Medi-Cal for Illegal Immigrants

Under new regulations, low-income individuals aged 26 to 49 in the state will be eligible for Medi-Cal, regardless of citizenship status.
The allocation, with a cost of around $2.7 billion, marks the final phase of the state’s Medi-Cal coverage expansion to include illegal immigrants. Currently, all individuals under 26 and over 50 are covered by the program.
Once the final phase is completed, close to 1 million illegal immigrants in the state will be covered.
Nationwide, California will be the only state that offers free health care to undocumented residents.

Minimum Wage Increase

California’s minimum wage increased from $15.5 to $16 per hour for all employees on Jan. 1.
However, some employees in certain areas will make more per hour due to local ordinances.
Currently, West Hollywood has the nation’s highest minimum wage at $19.08, which is expected to increase again on July 1, according to a report from University of California–Berkeley’s Labor Center.

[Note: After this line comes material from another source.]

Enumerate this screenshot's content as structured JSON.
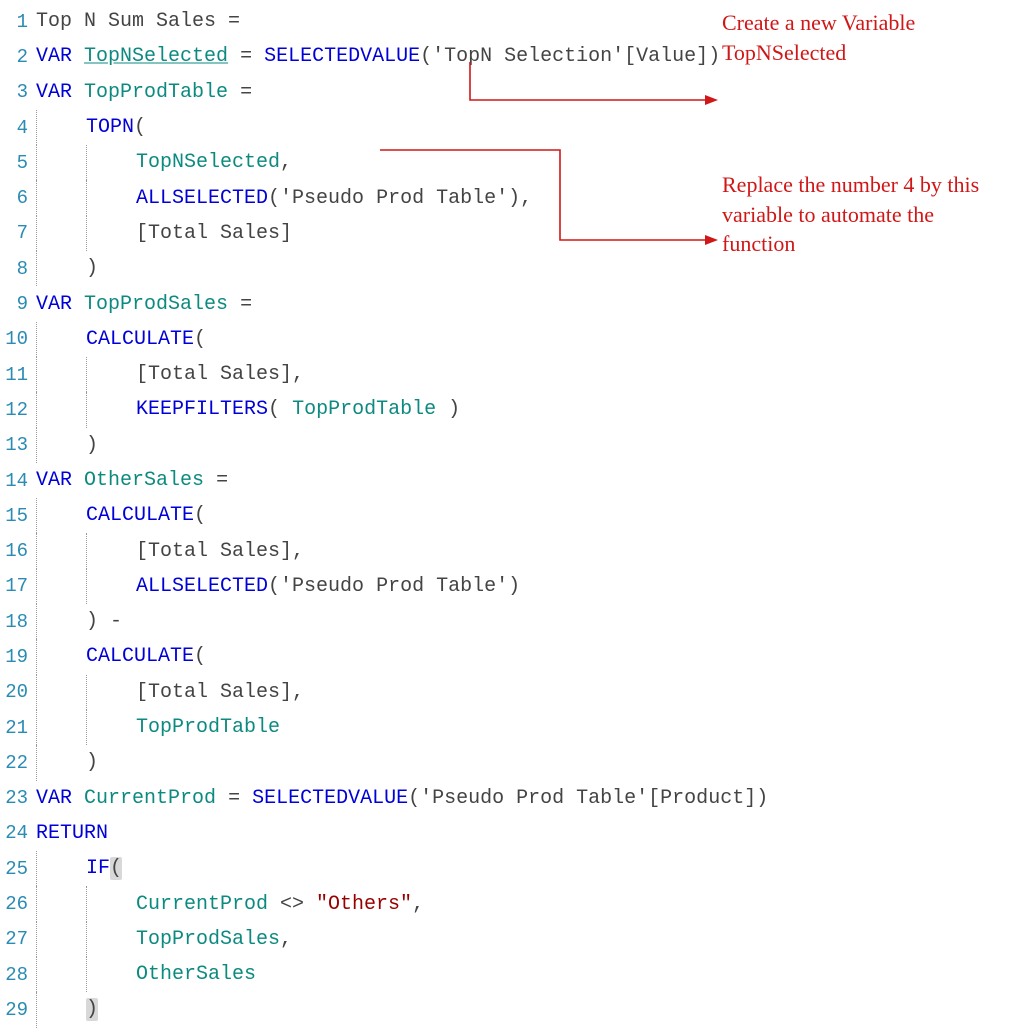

Ban on ‘Excited Delirium’ as Cause of Death (AB 360)

The law forbids coroners, medical examiners, and physicians from attributing deaths—such as those who die while in police custody—to “excited delirium,” making California the first state to enact such a ban.
The phrase has been used to describe the phenomenon when an individual undergoing intense agitation may experience sudden death. The term became widely known in the aftermath of George Floyd’s death in 2020.

Lift of Lowrider Ban (AB 436)

This new law removes decades-long statewide restrictions on lowrider cruising and eliminates the ability of cities and towns to impose their own bans on cruising, acknowledging the cultural significance of cruising for many communities.
Lowriders—characterized by vibrant designs, lowered bodies, and adjustable suspension with hydraulics—are customized cars that can bounce up and down while cruising at low speeds.
However, opponents of the new law voiced their concerns about increased drug activity, firearm possession, gang violence, and adverse effects on businesses stemming from gatherings organized by lowrider communities.
Sophie Li

Sophie Li

Author

Sophie Li is a Southern California-based reporter covering local daily news, state policies, and breaking news for The Epoch Times. Besides writing, she is also passionate about reading, photography, and tennis.

Author's Selected Articles
California Insider
Sign up here for our email newsletter!
©2024 California Insider All Rights Reserved. California Insider is a part of Epoch Media Group.